I'm not a huge Olympics guy. If I'm channel surfing, I'll give it a go. But the Summer Olympics is by far my preference; I just don't enjoy the winter weather. I do, however, love me some curling.
In every Games there's always a story that demands our attention. Sometimes it's the Tongan flag bearer (no hyperlink provided), but often it's an unbelievable result from one of the competitions. Over the weekend I identified my most memorable moment from these Olympics.
Until I searched Wikipedia, I had no idea why they called one of the downhill skiing events the Super G. The only thing I knew about it from the either the men's or women's side was that American sweetheart, Lindsey Vonn, was competing. But Vonn had nothing to do with the unbelievable outcome from the women's event.
After a dominating performance by defending champion Anna Veith of Austria, everyone assumed the competition was over. Apparently, in the Super G, the first 20 attempts are taken by the sport's top 20 competitors. After that, the also rans—those with no real chance for victory—take their shot. Hence, when Anna saw that all the serious competitors had finished, she assumed she had won, even though there were still a dozen or so skiers to go. Anna's competition had already admitted as much; they were giving her congratulatory hugs. Heck, even NBC stopped covering the event, declaring the Austrian to be the gold medalist.
When Czech snowboarder Ester Ledecká, ranked 43rd in the world, stood at the top of the hill, even she didn't think she had a chance.
You didn't misread that. Ester is a snowboarder who just started to compete competitively in skiing a couple of years ago. The commonality between skiing and snowboarding is minimal: beyond the fact that they both take place on snow-covered mountains, there's very little overlap. Ester isn't a horrible skier, but she had never placed in the top 25 of any Super G event. Yet because she qualified to compete in the event at Pyeongchang, she was determined to give it her best.
She gave her best and then some. At the end of Ester's nearly flawless run, she looked up at her time and couldn't believe it: she was in first place. I love her reaction at the bottom of the hill as she tried to process what happened.
Ester just couldn't believe her time was accurate, but it was. She won the gold medal. And, adding to the legend, she used borrowed skis for her winning run.
These are the kinds of stories that make the Olympics compelling television. But it's more than pure entertainment. When expert pundits are blown away by a result, you must examine why and how they couldn't see this coming. If the Super G was a subjective sport—like those where judges can arbitrarily skew outcomes—the outcome wouldn't demand such serious reflection. So even though I've clearly established here that I know nothing about skiing, my research into this event leaves me with three reasons as to why Ester took gold.
1. She had competitive experience.
Ester's success as a snowboarder didn't help her skiing technique, but it prepared her for stiff competition. You know those people that, whether it's an athletic contest or a board game, refuse to lose? That's how Ester viewed this opportunity.
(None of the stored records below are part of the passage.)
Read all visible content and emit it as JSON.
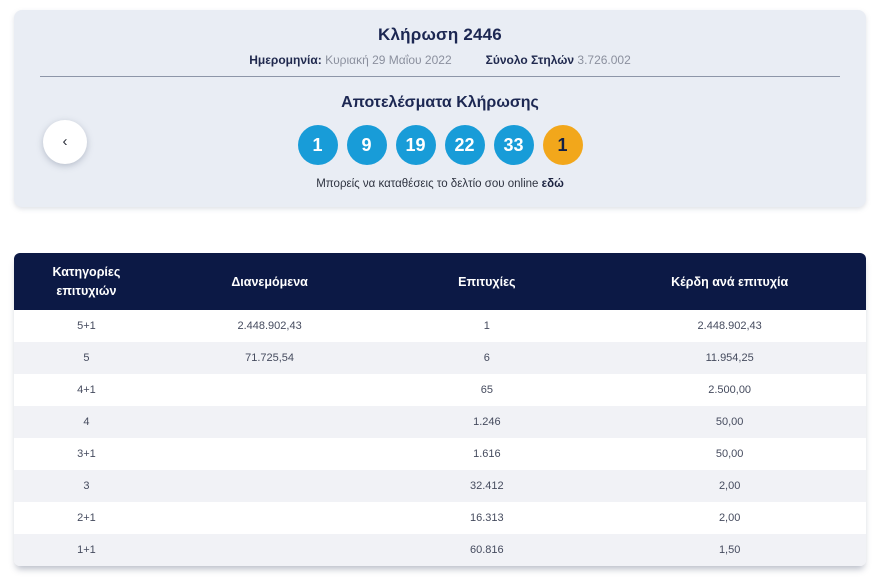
{
  "colors": {
    "navy": "#0c1945",
    "ball_blue": "#189cd8",
    "ball_orange": "#f2a71b",
    "hero_background": "#e9edf4",
    "row_alternate": "#f1f2f6"
  },
  "hero": {
    "title": "Κλήρωση 2446",
    "date_label": "Ημερομηνία:",
    "date_value": "Κυριακή 29 Μαΐου 2022",
    "columns_label": "Σύνολο Στηλών",
    "columns_value": "3.726.002",
    "results_title": "Αποτελέσματα Κλήρωσης",
    "numbers": [
      {
        "value": "1",
        "type": "main"
      },
      {
        "value": "9",
        "type": "main"
      },
      {
        "value": "19",
        "type": "main"
      },
      {
        "value": "22",
        "type": "main"
      },
      {
        "value": "33",
        "type": "main"
      },
      {
        "value": "1",
        "type": "joker"
      }
    ],
    "online_text": "Μπορείς να καταθέσεις το δελτίο σου online",
    "online_link_label": "εδώ",
    "prev_arrow_glyph": "‹"
  },
  "table": {
    "headers": [
      "Κατηγορίες επιτυχιών",
      "Διανεμόμενα",
      "Επιτυχίες",
      "Κέρδη ανά επιτυχία"
    ],
    "rows": [
      {
        "category": "5+1",
        "distributed": "2.448.902,43",
        "winners": "1",
        "prize": "2.448.902,43"
      },
      {
        "category": "5",
        "distributed": "71.725,54",
        "winners": "6",
        "prize": "11.954,25"
      },
      {
        "category": "4+1",
        "distributed": "",
        "winners": "65",
        "prize": "2.500,00"
      },
      {
        "category": "4",
        "distributed": "",
        "winners": "1.246",
        "prize": "50,00"
      },
      {
        "category": "3+1",
        "distributed": "",
        "winners": "1.616",
        "prize": "50,00"
      },
      {
        "category": "3",
        "distributed": "",
        "winners": "32.412",
        "prize": "2,00"
      },
      {
        "category": "2+1",
        "distributed": "",
        "winners": "16.313",
        "prize": "2,00"
      },
      {
        "category": "1+1",
        "distributed": "",
        "winners": "60.816",
        "prize": "1,50"
      }
    ]
  }
}
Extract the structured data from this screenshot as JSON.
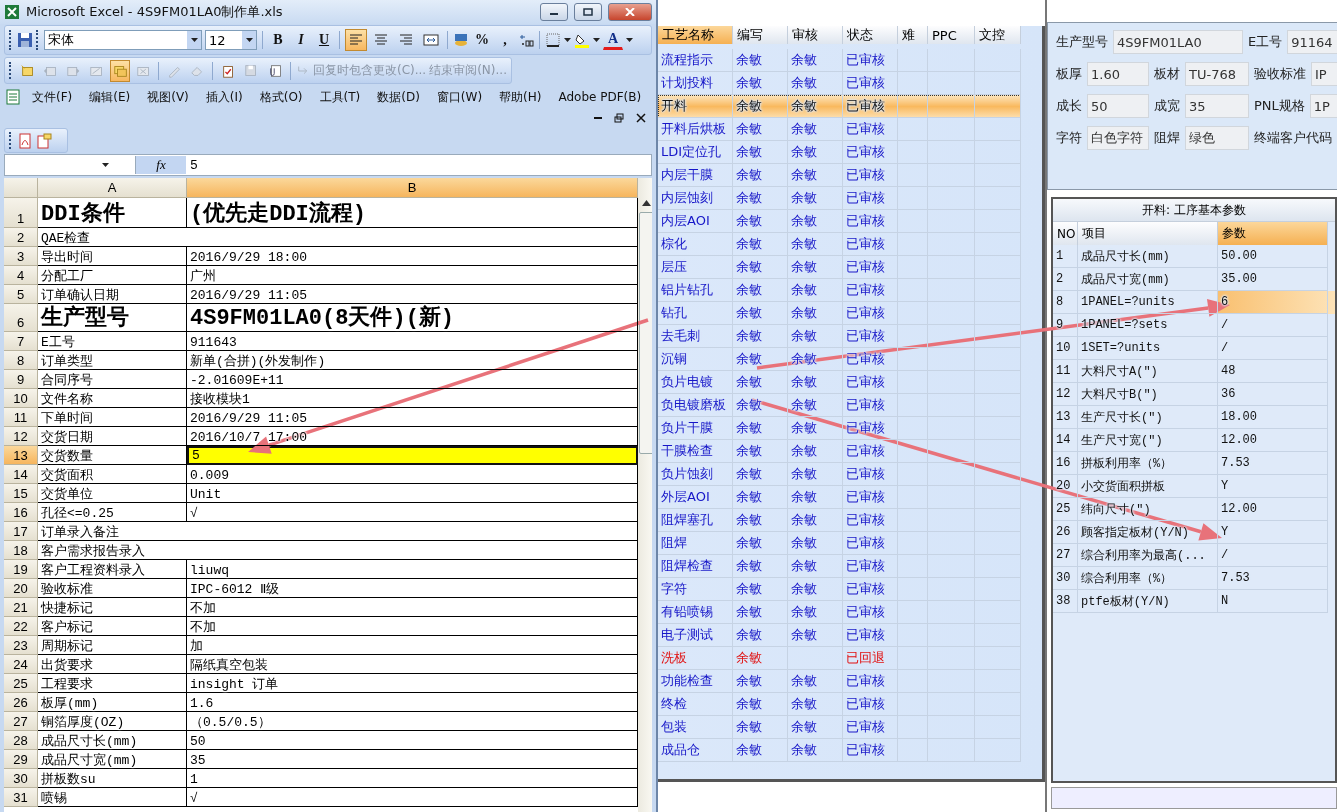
{
  "excel": {
    "title": "Microsoft Excel - 4S9FM01LA0制作单.xls",
    "font": "宋体",
    "size": "12",
    "style_buttons": [
      "B",
      "I",
      "U"
    ],
    "align_buttons": [
      {
        "selected": true
      },
      {
        "selected": false
      },
      {
        "selected": false
      },
      {
        "selected": false
      }
    ],
    "number_buttons": [
      "%",
      ","
    ],
    "font_color_label": "A",
    "review_buttons": [
      {
        "selected": false
      },
      {
        "selected": false
      },
      {
        "selected": false
      },
      {
        "selected": false
      },
      {
        "selected": true
      },
      {
        "selected": false
      },
      {
        "selected": false
      },
      {
        "selected": false
      },
      {
        "selected": false
      },
      {
        "selected": false
      },
      {
        "selected": false
      }
    ],
    "review_texts": [
      "回复时包含更改(C)...",
      "结束审阅(N)..."
    ],
    "menu": [
      "文件(F)",
      "编辑(E)",
      "视图(V)",
      "插入(I)",
      "格式(O)",
      "工具(T)",
      "数据(D)",
      "窗口(W)",
      "帮助(H)",
      "Adobe PDF(B)"
    ],
    "fx": "fx",
    "formula": "5",
    "sheet": {
      "columns": [
        {
          "label": "A",
          "selected": false
        },
        {
          "label": "B",
          "selected": true
        }
      ],
      "rows": [
        {
          "n": "1",
          "a": "DDI条件",
          "b": "(优先走DDI流程)",
          "kind": "large",
          "selected": false
        },
        {
          "n": "2",
          "a": "QAE检查",
          "kind": "span",
          "selected": false
        },
        {
          "n": "3",
          "a": "导出时间",
          "b": "2016/9/29 18:00",
          "kind": "normal",
          "selected": false
        },
        {
          "n": "4",
          "a": "分配工厂",
          "b": "广州",
          "kind": "normal",
          "selected": false
        },
        {
          "n": "5",
          "a": "订单确认日期",
          "b": "2016/9/29 11:05",
          "kind": "normal",
          "selected": false
        },
        {
          "n": "6",
          "a": "生产型号",
          "b": "4S9FM01LA0(8天件)(新)",
          "kind": "large",
          "selected": false
        },
        {
          "n": "7",
          "a": "E工号",
          "b": "911643",
          "kind": "normal",
          "selected": false
        },
        {
          "n": "8",
          "a": "订单类型",
          "b": "新单(合拼)(外发制作)",
          "kind": "normal",
          "selected": false
        },
        {
          "n": "9",
          "a": "合同序号",
          "b": "-2.01609E+11",
          "kind": "normal",
          "selected": false
        },
        {
          "n": "10",
          "a": "文件名称",
          "b": "接收模块1",
          "kind": "normal",
          "selected": false
        },
        {
          "n": "11",
          "a": "下单时间",
          "b": "2016/9/29 11:05",
          "kind": "normal",
          "selected": false
        },
        {
          "n": "12",
          "a": "交货日期",
          "b": "2016/10/7 17:00",
          "kind": "normal",
          "selected": false
        },
        {
          "n": "13",
          "a": "交货数量",
          "b": "5",
          "kind": "normal",
          "selected": true
        },
        {
          "n": "14",
          "a": "交货面积",
          "b": "0.009",
          "kind": "normal",
          "selected": false
        },
        {
          "n": "15",
          "a": "交货单位",
          "b": "Unit",
          "kind": "normal",
          "selected": false
        },
        {
          "n": "16",
          "a": "孔径<=0.25",
          "b": "√",
          "kind": "normal",
          "selected": false
        },
        {
          "n": "17",
          "a": "订单录入备注",
          "kind": "span",
          "selected": false
        },
        {
          "n": "18",
          "a": "客户需求报告录入",
          "kind": "span",
          "selected": false
        },
        {
          "n": "19",
          "a": "客户工程资料录入",
          "b": "liuwq",
          "kind": "normal",
          "selected": false
        },
        {
          "n": "20",
          "a": "验收标准",
          "b": "IPC-6012 Ⅱ级",
          "kind": "normal",
          "selected": false
        },
        {
          "n": "21",
          "a": "快捷标记",
          "b": "不加",
          "kind": "normal",
          "selected": false
        },
        {
          "n": "22",
          "a": "客户标记",
          "b": "不加",
          "kind": "normal",
          "selected": false
        },
        {
          "n": "23",
          "a": "周期标记",
          "b": "加",
          "kind": "normal",
          "selected": false
        },
        {
          "n": "24",
          "a": "出货要求",
          "b": "隔纸真空包装",
          "kind": "normal",
          "selected": false
        },
        {
          "n": "25",
          "a": "工程要求",
          "b": "insight 订单",
          "kind": "normal",
          "selected": false
        },
        {
          "n": "26",
          "a": "板厚(mm)",
          "b": "1.6",
          "kind": "normal",
          "selected": false
        },
        {
          "n": "27",
          "a": "铜箔厚度(OZ)",
          "b": "（0.5/0.5）",
          "kind": "normal",
          "selected": false
        },
        {
          "n": "28",
          "a": "成品尺寸长(mm)",
          "b": "50",
          "kind": "normal",
          "selected": false
        },
        {
          "n": "29",
          "a": "成品尺寸宽(mm)",
          "b": "35",
          "kind": "normal",
          "selected": false
        },
        {
          "n": "30",
          "a": "拼板数su",
          "b": "1",
          "kind": "normal",
          "selected": false
        },
        {
          "n": "31",
          "a": "喷锡",
          "b": "√",
          "kind": "normal",
          "selected": false
        }
      ]
    }
  },
  "process_table": {
    "columns": [
      {
        "label": "工艺名称",
        "selected": true
      },
      {
        "label": "编写",
        "selected": false
      },
      {
        "label": "审核",
        "selected": false
      },
      {
        "label": "状态",
        "selected": false
      },
      {
        "label": "难",
        "selected": false
      },
      {
        "label": "PPC",
        "selected": false
      },
      {
        "label": "文控",
        "selected": false
      }
    ],
    "rows": [
      {
        "name": "流程指示",
        "writer": "余敏",
        "reviewer": "余敏",
        "status": "已审核",
        "kind": "approved",
        "selected": false
      },
      {
        "name": "计划投料",
        "writer": "余敏",
        "reviewer": "余敏",
        "status": "已审核",
        "kind": "approved",
        "selected": false
      },
      {
        "name": "开料",
        "writer": "余敏",
        "reviewer": "余敏",
        "status": "已审核",
        "kind": "approved",
        "selected": true
      },
      {
        "name": "开料后烘板",
        "writer": "余敏",
        "reviewer": "余敏",
        "status": "已审核",
        "kind": "approved",
        "selected": false
      },
      {
        "name": "LDI定位孔",
        "writer": "余敏",
        "reviewer": "余敏",
        "status": "已审核",
        "kind": "approved",
        "selected": false
      },
      {
        "name": "内层干膜",
        "writer": "余敏",
        "reviewer": "余敏",
        "status": "已审核",
        "kind": "approved",
        "selected": false
      },
      {
        "name": "内层蚀刻",
        "writer": "余敏",
        "reviewer": "余敏",
        "status": "已审核",
        "kind": "approved",
        "selected": false
      },
      {
        "name": "内层AOI",
        "writer": "余敏",
        "reviewer": "余敏",
        "status": "已审核",
        "kind": "approved",
        "selected": false
      },
      {
        "name": "棕化",
        "writer": "余敏",
        "reviewer": "余敏",
        "status": "已审核",
        "kind": "approved",
        "selected": false
      },
      {
        "name": "层压",
        "writer": "余敏",
        "reviewer": "余敏",
        "status": "已审核",
        "kind": "approved",
        "selected": false
      },
      {
        "name": "铝片钻孔",
        "writer": "余敏",
        "reviewer": "余敏",
        "status": "已审核",
        "kind": "approved",
        "selected": false
      },
      {
        "name": "钻孔",
        "writer": "余敏",
        "reviewer": "余敏",
        "status": "已审核",
        "kind": "approved",
        "selected": false
      },
      {
        "name": "去毛刺",
        "writer": "余敏",
        "reviewer": "余敏",
        "status": "已审核",
        "kind": "approved",
        "selected": false
      },
      {
        "name": "沉铜",
        "writer": "余敏",
        "reviewer": "余敏",
        "status": "已审核",
        "kind": "approved",
        "selected": false
      },
      {
        "name": "负片电镀",
        "writer": "余敏",
        "reviewer": "余敏",
        "status": "已审核",
        "kind": "approved",
        "selected": false
      },
      {
        "name": "负电镀磨板",
        "writer": "余敏",
        "reviewer": "余敏",
        "status": "已审核",
        "kind": "approved",
        "selected": false
      },
      {
        "name": "负片干膜",
        "writer": "余敏",
        "reviewer": "余敏",
        "status": "已审核",
        "kind": "approved",
        "selected": false
      },
      {
        "name": "干膜检查",
        "writer": "余敏",
        "reviewer": "余敏",
        "status": "已审核",
        "kind": "approved",
        "selected": false
      },
      {
        "name": "负片蚀刻",
        "writer": "余敏",
        "reviewer": "余敏",
        "status": "已审核",
        "kind": "approved",
        "selected": false
      },
      {
        "name": "外层AOI",
        "writer": "余敏",
        "reviewer": "余敏",
        "status": "已审核",
        "kind": "approved",
        "selected": false
      },
      {
        "name": "阻焊塞孔",
        "writer": "余敏",
        "reviewer": "余敏",
        "status": "已审核",
        "kind": "approved",
        "selected": false
      },
      {
        "name": "阻焊",
        "writer": "余敏",
        "reviewer": "余敏",
        "status": "已审核",
        "kind": "approved",
        "selected": false
      },
      {
        "name": "阻焊检查",
        "writer": "余敏",
        "reviewer": "余敏",
        "status": "已审核",
        "kind": "approved",
        "selected": false
      },
      {
        "name": "字符",
        "writer": "余敏",
        "reviewer": "余敏",
        "status": "已审核",
        "kind": "approved",
        "selected": false
      },
      {
        "name": "有铅喷锡",
        "writer": "余敏",
        "reviewer": "余敏",
        "status": "已审核",
        "kind": "approved",
        "selected": false
      },
      {
        "name": "电子测试",
        "writer": "余敏",
        "reviewer": "余敏",
        "status": "已审核",
        "kind": "approved",
        "selected": false
      },
      {
        "name": "洗板",
        "writer": "余敏",
        "status": "已回退",
        "kind": "returned",
        "selected": false
      },
      {
        "name": "功能检查",
        "writer": "余敏",
        "reviewer": "余敏",
        "status": "已审核",
        "kind": "approved",
        "selected": false
      },
      {
        "name": "终检",
        "writer": "余敏",
        "reviewer": "余敏",
        "status": "已审核",
        "kind": "approved",
        "selected": false
      },
      {
        "name": "包装",
        "writer": "余敏",
        "reviewer": "余敏",
        "status": "已审核",
        "kind": "approved",
        "selected": false
      },
      {
        "name": "成品仓",
        "writer": "余敏",
        "reviewer": "余敏",
        "status": "已审核",
        "kind": "approved",
        "selected": false
      }
    ]
  },
  "order_form": {
    "rows": [
      {
        "fields": [
          {
            "label": "生产型号",
            "value": "4S9FM01LA0"
          },
          {
            "label": "E工号",
            "value": "91164"
          }
        ]
      },
      {
        "fields": [
          {
            "label": "板厚",
            "value": "1.60"
          },
          {
            "label": "板材",
            "value": "TU-768"
          },
          {
            "label": "验收标准",
            "value": "IP"
          }
        ]
      },
      {
        "fields": [
          {
            "label": "成长",
            "value": "50"
          },
          {
            "label": "成宽",
            "value": "35"
          },
          {
            "label": "PNL规格",
            "value": "1P"
          }
        ]
      },
      {
        "fields": [
          {
            "label": "字符",
            "value": "白色字符"
          },
          {
            "label": "阻焊",
            "value": "绿色"
          },
          {
            "label": "终端客户代码"
          }
        ]
      }
    ]
  },
  "params": {
    "title": "开料: 工序基本参数",
    "columns": [
      {
        "label": "NO",
        "selected": false
      },
      {
        "label": "项目",
        "selected": false
      },
      {
        "label": "参数",
        "selected": true
      }
    ],
    "rows": [
      {
        "no": "1",
        "item": "成品尺寸长(mm)",
        "value": "50.00",
        "selected": false
      },
      {
        "no": "2",
        "item": "成品尺寸宽(mm)",
        "value": "35.00",
        "selected": false
      },
      {
        "no": "8",
        "item": "1PANEL=?units",
        "value": "6",
        "selected": true
      },
      {
        "no": "9",
        "item": "1PANEL=?sets",
        "value": "/",
        "selected": false
      },
      {
        "no": "10",
        "item": "1SET=?units",
        "value": "/",
        "selected": false
      },
      {
        "no": "11",
        "item": "大料尺寸A(\")",
        "value": "48",
        "selected": false
      },
      {
        "no": "12",
        "item": "大料尺寸B(\")",
        "value": "36",
        "selected": false
      },
      {
        "no": "13",
        "item": "生产尺寸长(\")",
        "value": "18.00",
        "selected": false
      },
      {
        "no": "14",
        "item": "生产尺寸宽(\")",
        "value": "12.00",
        "selected": false
      },
      {
        "no": "16",
        "item": "拼板利用率（%）",
        "value": "7.53",
        "selected": false
      },
      {
        "no": "20",
        "item": "小交货面积拼板",
        "value": "Y",
        "selected": false
      },
      {
        "no": "25",
        "item": "纬向尺寸(\")",
        "value": "12.00",
        "selected": false
      },
      {
        "no": "26",
        "item": "顾客指定板材(Y/N)",
        "value": "Y",
        "selected": false
      },
      {
        "no": "27",
        "item": "综合利用率为最高(...",
        "value": "/",
        "selected": false
      },
      {
        "no": "30",
        "item": "综合利用率（%）",
        "value": "7.53",
        "selected": false
      },
      {
        "no": "38",
        "item": "ptfe板材(Y/N)",
        "value": "N",
        "selected": false
      }
    ]
  }
}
Ultimately, this is a small component of the Czech's victory, but it cannot be ignored. You always need to show up ready to play.
2. She was mentally prepared.
There's an improvisational element to the Super G, as competitors are not permitted to ski the course ahead of time. As a result, all the skiers are getting their first look at the track during their first (and only) run. This, then, rewards those athletes who can quickly adjust and process new information on the fly. All the commentators noted that Ester took the most aggressive line down the hill of any of the competitors. Even though her experience/skill was not as robust as Anna's, she didn't know what she didn't know and was prepared to risk it all. Her quick thinking and reaction put her in a position to succeed.
3. She checked her ego at the door.
. . . or at the top of the hill . . . or however this metaphor works. I hold that this is THE reason that Ester won gold: she wasn't afraid to fail. In today's culture of perfectionism, few people are willing to try things new, especially those who have already tasted success in another field. Ester knew she wasn't going to be as successful in skiing as she had in snowboarding, but she decided to try anyway. It's why I absolutely adore this story: she could have made a fool out of herself, but she gave it a go and now has a gold medal to show for it.
There's so much conversation in the pop-business world about disrupters, but those who actually disrupt never start with the intention to do so. It starts organically—just like when a snowboarder decides she'll try her hand at skiing.
Olympic Photo by Jean-Christophe Bott